So how can you participate? Start by spreading word about and taking advantage of the resources offered this month. Women can go to any of the designated clinics and hospitals across the nation to get themselves tested. The simplicity of one of the testing processes in particular (VIA) makes it a simple matter to check that you or the women you love are not at risk. Availability of the facilities is constantly improving too: last year, the DOH counted no fewer than 65 hospitals offering the free examinations.

Those acting as guardians to young females (ones aged 9-13 years old) will also want to get HPV vaccinations for them. Each vaccine dose (2 are required) costs a mere PHP600—a paltry cost considering the protection it affords. Those from the poorest areas of the country have a chance to get free vaccinations for their girls, though, as indeed happened in 2015.

You can also keep track of the various talks and events put on by health organizations and the DOH for this month. Try to attend at least one and invite others with you. Bringing even just one friend along to such events could make a difference. Learn all you can about the disease through these events—you can even make an appointment with your doctor to get a more personalized “serving” of information. Armed with that information, you can actually help.

The next step is to get on social media, promote consciousness of the advocacy, and engage others interested in doing the same. In fact, you can get started right here.

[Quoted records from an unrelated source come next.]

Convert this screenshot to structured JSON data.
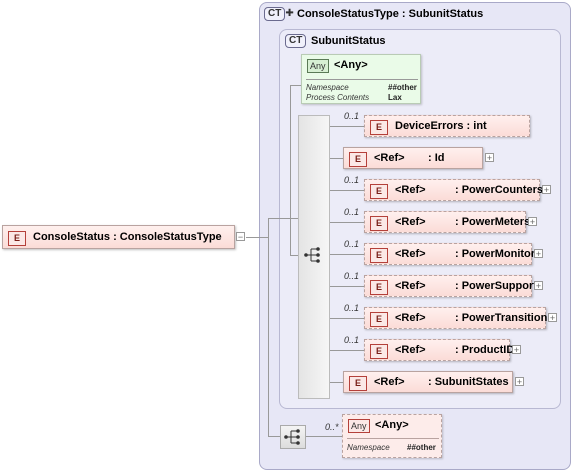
{
  "root_element": {
    "badge": "E",
    "name": "ConsoleStatus : ConsoleStatusType"
  },
  "outer_type": {
    "badge": "CT",
    "title": "ConsoleStatusType : SubunitStatus"
  },
  "inner_type": {
    "badge": "CT",
    "title": "SubunitStatus"
  },
  "any_top": {
    "badge": "Any",
    "title": "<Any>",
    "namespace_label": "Namespace",
    "namespace_value": "##other",
    "process_label": "Process Contents",
    "process_value": "Lax"
  },
  "children": [
    {
      "occurs": "0..1",
      "ref": "",
      "name": "DeviceErrors : int",
      "optional": true
    },
    {
      "occurs": "",
      "ref": "<Ref>",
      "name": ": Id",
      "optional": false
    },
    {
      "occurs": "0..1",
      "ref": "<Ref>",
      "name": ": PowerCounters",
      "optional": true
    },
    {
      "occurs": "0..1",
      "ref": "<Ref>",
      "name": ": PowerMeters",
      "optional": true
    },
    {
      "occurs": "0..1",
      "ref": "<Ref>",
      "name": ": PowerMonitor",
      "optional": true
    },
    {
      "occurs": "0..1",
      "ref": "<Ref>",
      "name": ": PowerSupport",
      "optional": true
    },
    {
      "occurs": "0..1",
      "ref": "<Ref>",
      "name": ": PowerTransition",
      "optional": true
    },
    {
      "occurs": "0..1",
      "ref": "<Ref>",
      "name": ": ProductID",
      "optional": true
    },
    {
      "occurs": "",
      "ref": "<Ref>",
      "name": ": SubunitStates",
      "optional": false
    }
  ],
  "any_bottom": {
    "occurs": "0..*",
    "badge": "Any",
    "title": "<Any>",
    "namespace_label": "Namespace",
    "namespace_value": "##other"
  },
  "element_badge": "E"
}
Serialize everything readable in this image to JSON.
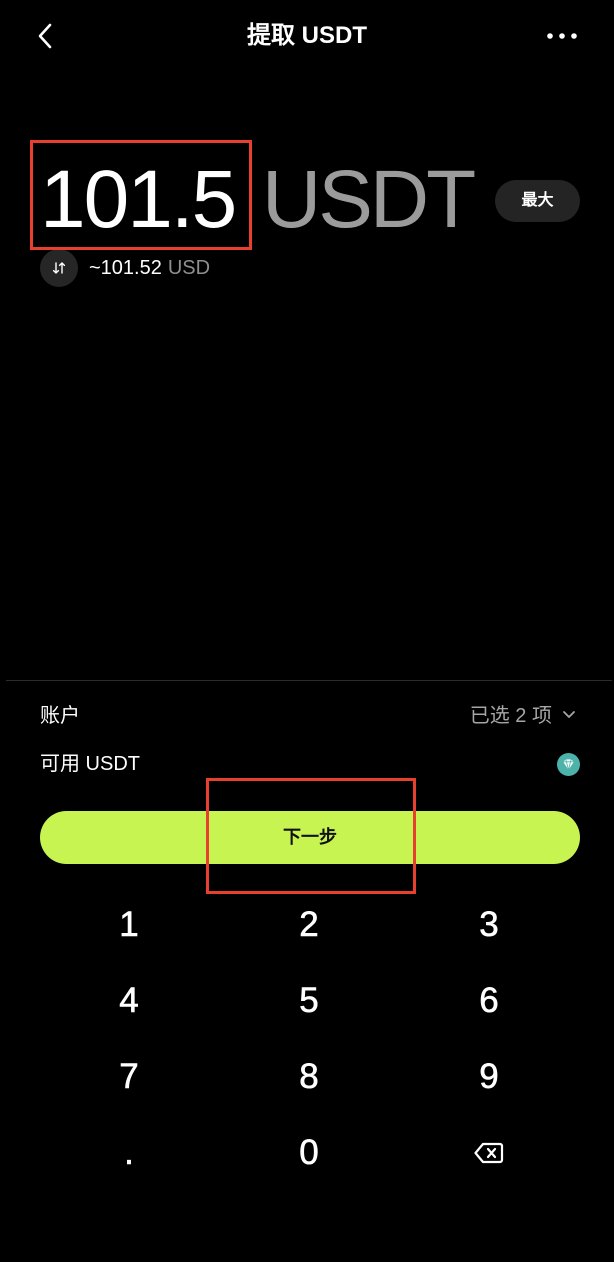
{
  "header": {
    "title": "提取 USDT",
    "back_icon": "chevron-left-icon",
    "more_icon": "more-horizontal-icon"
  },
  "amount": {
    "value": "101.5",
    "currency": "USDT",
    "max_label": "最大"
  },
  "conversion": {
    "icon": "swap-vertical-icon",
    "value": "~101.52",
    "currency": "USD"
  },
  "account": {
    "label": "账户",
    "selected": "已选 2 项",
    "chevron_icon": "chevron-down-icon"
  },
  "available": {
    "label": "可用 USDT",
    "icon": "tron-diamond-icon"
  },
  "next_button": {
    "label": "下一步"
  },
  "keypad": {
    "keys": [
      "1",
      "2",
      "3",
      "4",
      "5",
      "6",
      "7",
      "8",
      "9",
      ".",
      "0"
    ],
    "backspace_icon": "backspace-icon"
  },
  "colors": {
    "background": "#000000",
    "accent": "#C8F452",
    "muted_text": "#9B9B9B",
    "highlight": "#E8402E",
    "tron_teal": "#4DB3AA"
  }
}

Share/tweet this page to others or leave a comment telling us why spreading word about cervical cancer’s risks and prevention matters a lot to you. Get the ball rolling and you could make a genuine difference in the figures. 12 women die of it daily, remember—if we take action now, we can try to get that number down!